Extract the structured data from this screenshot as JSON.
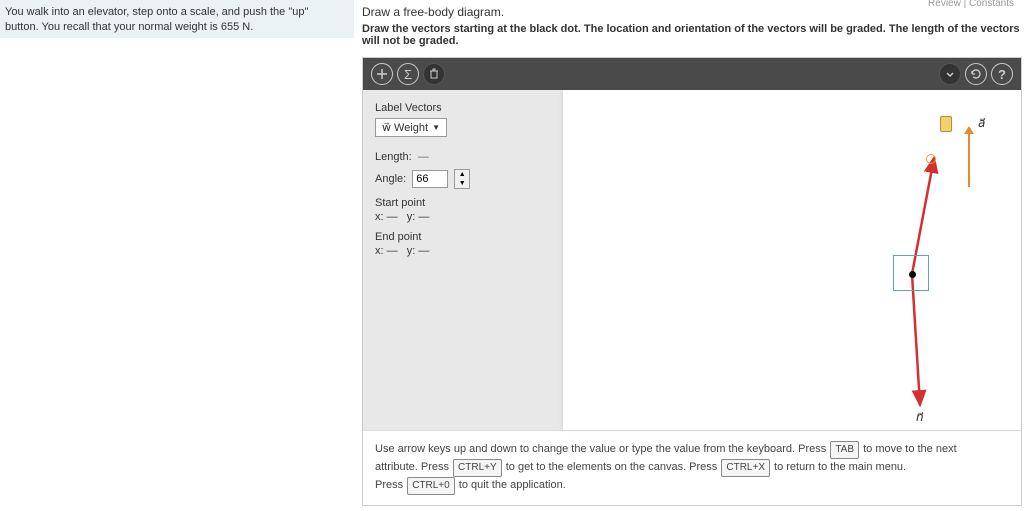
{
  "top_links": "Review | Constants",
  "problem_text": "You walk into an elevator, step onto a scale, and push the \"up\" button. You recall that your normal weight is 655 N.",
  "instruction1": "Draw a free-body diagram.",
  "instruction2": "Draw the vectors starting at the black dot. The location and orientation of the vectors will be graded. The length of the vectors will not be graded.",
  "controls": {
    "label_vectors": "Label Vectors",
    "weight_dropdown": "w⃗  Weight",
    "length_label": "Length:",
    "length_value": "—",
    "angle_label": "Angle:",
    "angle_value": "66",
    "start_point": "Start point",
    "start_x": "x: —",
    "start_y": "y: —",
    "end_point": "End point",
    "end_x": "x: —",
    "end_y": "y: —"
  },
  "labels": {
    "a": "a⃗",
    "n": "n⃗"
  },
  "help": {
    "line1a": "Use arrow keys up and down to change the value or type the value from the keyboard. Press ",
    "tab": "TAB",
    "line1b": " to move to the next",
    "line2a": "attribute. Press ",
    "ctrly": "CTRL+Y",
    "line2b": " to get to the elements on the canvas. Press ",
    "ctrlx": "CTRL+X",
    "line2c": " to return to the main menu.",
    "line3a": "Press ",
    "ctrl0": "CTRL+0",
    "line3b": " to quit the application."
  }
}
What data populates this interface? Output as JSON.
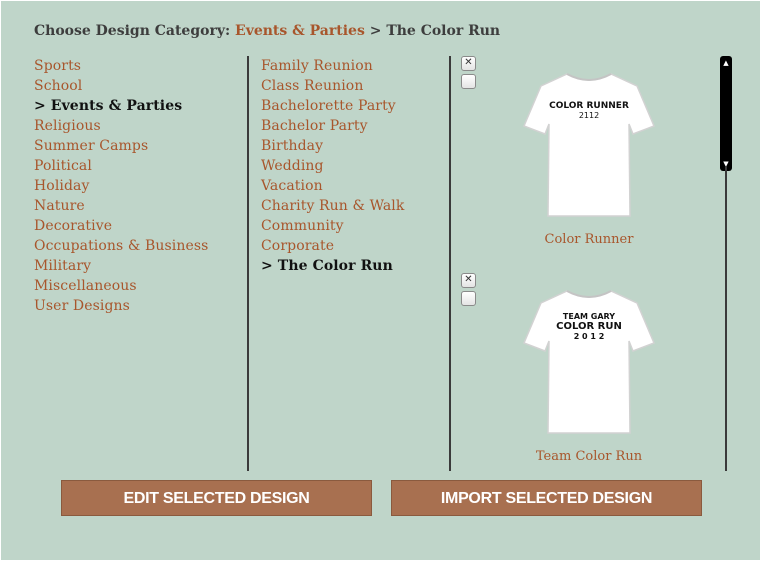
{
  "header": {
    "prefix": "Choose Design Category:",
    "current": "Events & Parties",
    "separator": ">",
    "subcategory": "The Color Run"
  },
  "categories": [
    {
      "label": "Sports"
    },
    {
      "label": "School"
    },
    {
      "label": "> Events & Parties",
      "selected": true
    },
    {
      "label": "Religious"
    },
    {
      "label": "Summer Camps"
    },
    {
      "label": "Political"
    },
    {
      "label": "Holiday"
    },
    {
      "label": "Nature"
    },
    {
      "label": "Decorative"
    },
    {
      "label": "Occupations & Business"
    },
    {
      "label": "Military"
    },
    {
      "label": "Miscellaneous"
    },
    {
      "label": "User Designs"
    }
  ],
  "subcategories": [
    {
      "label": "Family Reunion"
    },
    {
      "label": "Class Reunion"
    },
    {
      "label": "Bachelorette Party"
    },
    {
      "label": "Bachelor Party"
    },
    {
      "label": "Birthday"
    },
    {
      "label": "Wedding"
    },
    {
      "label": "Vacation"
    },
    {
      "label": "Charity Run & Walk"
    },
    {
      "label": "Community"
    },
    {
      "label": "Corporate"
    },
    {
      "label": "> The Color Run",
      "selected": true
    }
  ],
  "designs": [
    {
      "name": "Color Runner",
      "shirt_lines": [
        "COLOR RUNNER",
        "2112"
      ],
      "remove_icon": "close-icon",
      "checked": false
    },
    {
      "name": "Team Color Run",
      "shirt_lines": [
        "TEAM GARY",
        "COLOR RUN",
        "2 0 1 2"
      ],
      "remove_icon": "close-icon",
      "checked": false
    }
  ],
  "buttons": {
    "edit": "EDIT SELECTED DESIGN",
    "import": "IMPORT SELECTED DESIGN"
  },
  "colors": {
    "background": "#bfd5c9",
    "link": "#a8562c",
    "button": "#a87050"
  },
  "scrollbar": {
    "up_icon": "▲",
    "down_icon": "▼"
  }
}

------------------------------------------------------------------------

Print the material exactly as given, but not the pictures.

Extract the structured data from this screenshot as JSON.
{
  "top_links": "Review | Constants",
  "problem_text": "You walk into an elevator, step onto a scale, and push the \"up\" button. You recall that your normal weight is 655 N.",
  "instruction1": "Draw a free-body diagram.",
  "instruction2": "Draw the vectors starting at the black dot. The location and orientation of the vectors will be graded. The length of the vectors will not be graded.",
  "controls": {
    "label_vectors": "Label Vectors",
    "weight_dropdown": "w⃗  Weight",
    "length_label": "Length:",
    "length_value": "—",
    "angle_label": "Angle:",
    "angle_value": "66",
    "start_point": "Start point",
    "start_x": "x: —",
    "start_y": "y: —",
    "end_point": "End point",
    "end_x": "x: —",
    "end_y": "y: —"
  },
  "labels": {
    "a": "a⃗",
    "n": "n⃗"
  },
  "help": {
    "line1a": "Use arrow keys up and down to change the value or type the value from the keyboard. Press ",
    "tab": "TAB",
    "line1b": " to move to the next",
    "line2a": "attribute. Press ",
    "ctrly": "CTRL+Y",
    "line2b": " to get to the elements on the canvas. Press ",
    "ctrlx": "CTRL+X",
    "line2c": " to return to the main menu.",
    "line3a": "Press ",
    "ctrl0": "CTRL+0",
    "line3b": " to quit the application."
  }
}
What data populates this interface? Output as JSON.
{
  "header": {
    "prefix": "Choose Design Category:",
    "current": "Events & Parties",
    "separator": ">",
    "subcategory": "The Color Run"
  },
  "categories": [
    {
      "label": "Sports"
    },
    {
      "label": "School"
    },
    {
      "label": "> Events & Parties",
      "selected": true
    },
    {
      "label": "Religious"
    },
    {
      "label": "Summer Camps"
    },
    {
      "label": "Political"
    },
    {
      "label": "Holiday"
    },
    {
      "label": "Nature"
    },
    {
      "label": "Decorative"
    },
    {
      "label": "Occupations & Business"
    },
    {
      "label": "Military"
    },
    {
      "label": "Miscellaneous"
    },
    {
      "label": "User Designs"
    }
  ],
  "subcategories": [
    {
      "label": "Family Reunion"
    },
    {
      "label": "Class Reunion"
    },
    {
      "label": "Bachelorette Party"
    },
    {
      "label": "Bachelor Party"
    },
    {
      "label": "Birthday"
    },
    {
      "label": "Wedding"
    },
    {
      "label": "Vacation"
    },
    {
      "label": "Charity Run & Walk"
    },
    {
      "label": "Community"
    },
    {
      "label": "Corporate"
    },
    {
      "label": "> The Color Run",
      "selected": true
    }
  ],
  "designs": [
    {
      "name": "Color Runner",
      "shirt_lines": [
        "COLOR RUNNER",
        "2112"
      ],
      "remove_icon": "close-icon",
      "checked": false
    },
    {
      "name": "Team Color Run",
      "shirt_lines": [
        "TEAM GARY",
        "COLOR RUN",
        "2 0 1 2"
      ],
      "remove_icon": "close-icon",
      "checked": false
    }
  ],
  "buttons": {
    "edit": "EDIT SELECTED DESIGN",
    "import": "IMPORT SELECTED DESIGN"
  },
  "colors": {
    "background": "#bfd5c9",
    "link": "#a8562c",
    "button": "#a87050"
  },
  "scrollbar": {
    "up_icon": "▲",
    "down_icon": "▼"
  }
}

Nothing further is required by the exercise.